Recast vote sees Ottery planning application approved
PUBLISHED: 13:01 07 December 2017 | UPDATED: 13:34 08 December 2017
A development for 10 homes at the Old Manse has been given the green light.
Plans to create 10 homes in the centre of Ottery St Mary have been given the green light, despite concerns over parking and access.
The proposal, seeking to convert The Old Manse, in Mill Street, into 10 new dwellings, was approved at East Devon District Council’s development management committee on Tuesday (December 5).
Previously, concerns have been raised by the town council and neighbouring residents in Franklea Close over access to the site and the lack of parking with four spaces being created for 10 homes.
The ground floor of the building is currently used for financial and professional services but the applicant is seeking to add retail, eating or drinking as potential business uses.
Speaking at the meeting, town councillor Ian Holmes said this development is ‘totally inappropriate’.
He added: “The present application is over development of the site and there is totally inadequate car parking.
“The access is too steep and the residents of Franklea Close will suffer from cars parking there.”
Cllr Roger Giles said: “To my mind, to provide this development with four car parking spaces is totally unacceptable.
“This is key site at the heart of Ottery and I do not think it right that an unacceptable design will be forced on the people of Ottery.”
After the initial vote on a motion to approve the application was tied at seven each, committee chairman cllr Mike Howe re-cast his vote to give the application to go-ahead.
Cllr David Key added: “With regard to the access for the building of the properties I can’t see a problem.
“This site is derelict, it needs something doing to it and I think what is planned there is very, very good.
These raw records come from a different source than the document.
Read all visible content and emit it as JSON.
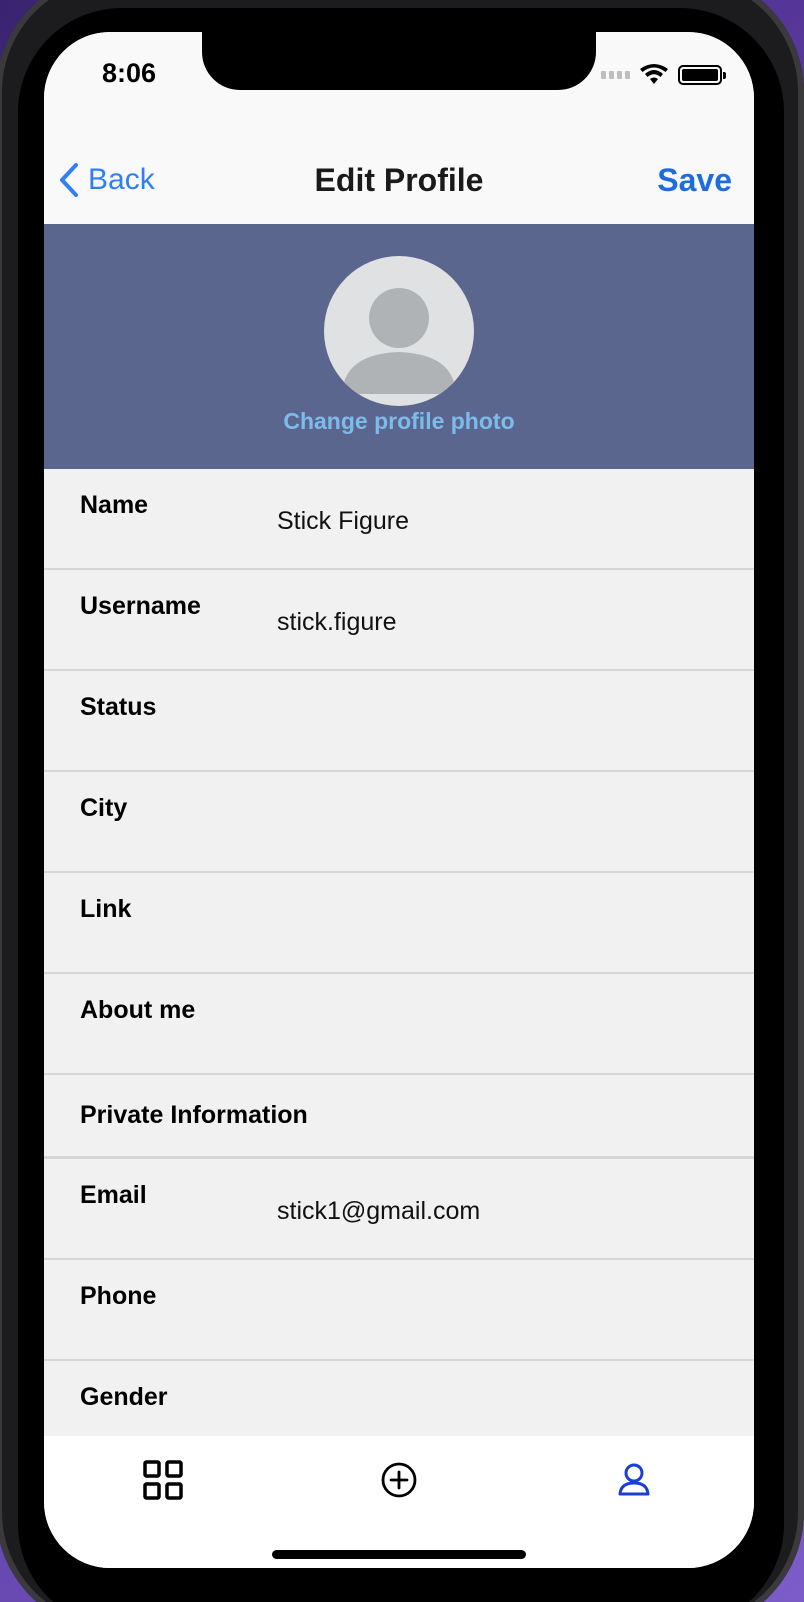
{
  "status_bar": {
    "time": "8:06"
  },
  "nav": {
    "back_label": "Back",
    "title": "Edit Profile",
    "save_label": "Save"
  },
  "profile": {
    "change_photo_label": "Change profile photo"
  },
  "fields": [
    {
      "label": "Name",
      "value": "Stick Figure"
    },
    {
      "label": "Username",
      "value": "stick.figure"
    },
    {
      "label": "Status",
      "value": ""
    },
    {
      "label": "City",
      "value": ""
    },
    {
      "label": "Link",
      "value": ""
    },
    {
      "label": "About me",
      "value": ""
    }
  ],
  "private_section": {
    "title": "Private Information"
  },
  "private_fields": [
    {
      "label": "Email",
      "value": "stick1@gmail.com"
    },
    {
      "label": "Phone",
      "value": ""
    },
    {
      "label": "Gender",
      "value": ""
    }
  ],
  "tabs": [
    {
      "icon": "grid-icon",
      "active": false
    },
    {
      "icon": "plus-circle-icon",
      "active": false
    },
    {
      "icon": "person-icon",
      "active": true
    }
  ],
  "colors": {
    "accent": "#2f7ff5",
    "header_bg": "#5b668f",
    "link": "#7dbbea",
    "active_tab": "#1a3fd4"
  }
}
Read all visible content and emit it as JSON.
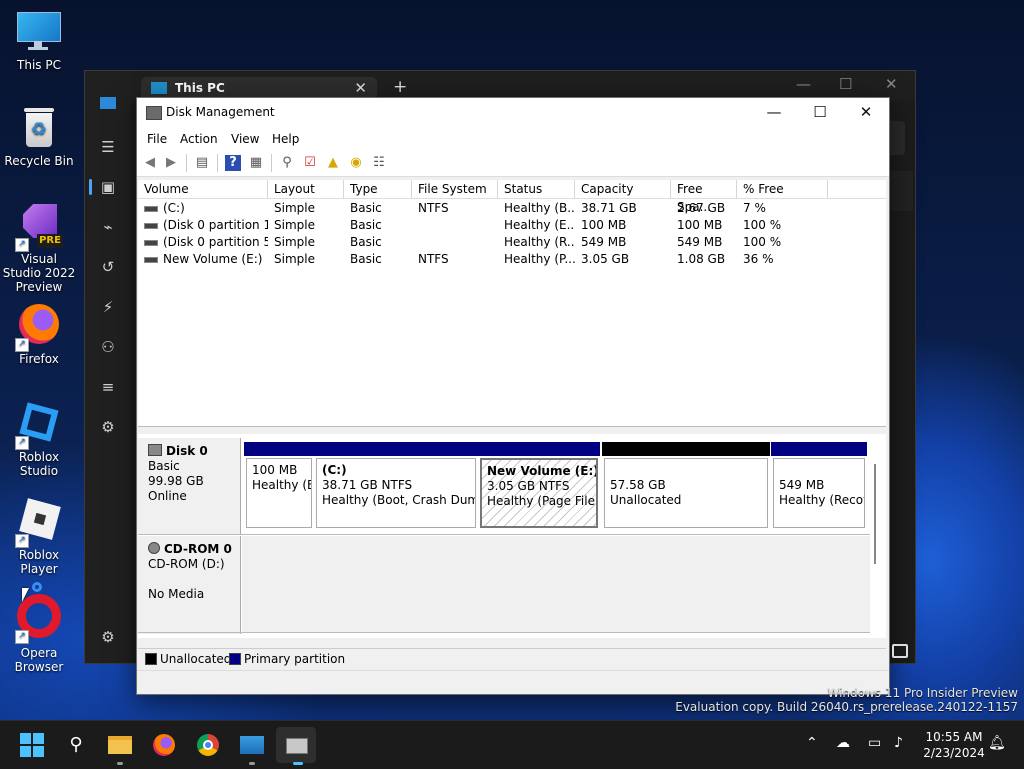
{
  "desktop": {
    "icons": [
      {
        "label": "This PC"
      },
      {
        "label": "Recycle Bin"
      },
      {
        "label": "Visual Studio 2022 Preview",
        "badge": "PRE"
      },
      {
        "label": "Firefox"
      },
      {
        "label": "Roblox Studio"
      },
      {
        "label": "Roblox Player"
      },
      {
        "label": "Opera Browser"
      }
    ],
    "watermark": {
      "line1": "Windows 11 Pro Insider Preview",
      "line2": "Evaluation copy. Build 26040.rs_prerelease.240122-1157"
    }
  },
  "explorer": {
    "tab_title": "This PC",
    "close_glyph": "✕",
    "new_tab_glyph": "+"
  },
  "disk_management": {
    "title": "Disk Management",
    "menu": [
      "File",
      "Action",
      "View",
      "Help"
    ],
    "columns": [
      "Volume",
      "Layout",
      "Type",
      "File System",
      "Status",
      "Capacity",
      "Free Spa...",
      "% Free"
    ],
    "volumes": [
      {
        "volume": "(C:)",
        "layout": "Simple",
        "type": "Basic",
        "fs": "NTFS",
        "status": "Healthy (B...",
        "capacity": "38.71 GB",
        "free": "2.67 GB",
        "pct": "7 %"
      },
      {
        "volume": "(Disk 0 partition 1)",
        "layout": "Simple",
        "type": "Basic",
        "fs": "",
        "status": "Healthy (E...",
        "capacity": "100 MB",
        "free": "100 MB",
        "pct": "100 %"
      },
      {
        "volume": "(Disk 0 partition 5)",
        "layout": "Simple",
        "type": "Basic",
        "fs": "",
        "status": "Healthy (R...",
        "capacity": "549 MB",
        "free": "549 MB",
        "pct": "100 %"
      },
      {
        "volume": "New Volume (E:)",
        "layout": "Simple",
        "type": "Basic",
        "fs": "NTFS",
        "status": "Healthy (P...",
        "capacity": "3.05 GB",
        "free": "1.08 GB",
        "pct": "36 %"
      }
    ],
    "disk0": {
      "name": "Disk 0",
      "type": "Basic",
      "size": "99.98 GB",
      "state": "Online",
      "partitions": [
        {
          "name": "",
          "size": "100 MB",
          "status": "Healthy (E"
        },
        {
          "name": "(C:)",
          "size": "38.71 GB NTFS",
          "status": "Healthy (Boot, Crash Dump,"
        },
        {
          "name": "New Volume  (E:)",
          "size": "3.05 GB NTFS",
          "status": "Healthy (Page File, B"
        },
        {
          "name": "",
          "size": "57.58 GB",
          "status": "Unallocated"
        },
        {
          "name": "",
          "size": "549 MB",
          "status": "Healthy (Recov"
        }
      ]
    },
    "cdrom0": {
      "name": "CD-ROM 0",
      "drive": "CD-ROM (D:)",
      "media": "No Media"
    },
    "legend": {
      "unallocated": "Unallocated",
      "primary": "Primary partition"
    },
    "colors": {
      "primary": "#000080",
      "unallocated": "#000000"
    }
  },
  "taskbar": {
    "time": "10:55 AM",
    "date": "2/23/2024"
  }
}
“There are car parks in Ottery St Mary that people can actually walk to.
“I honestly cannot see a problem with this development at all.”
During the meeting, concerns were raised over the district council’s policy of having two spaces per dwelling, however, Cllr Howe pointed out that in sustainable areas such as town centres this is not the case.
Councillor Paul Carter: “I would think that the four spaces for 10 homes are probably better. If you’ve got four cars going down Franklea Close is probably better than 20.
“Four would probably be similar to what is there now – I don’t see that as a major change.”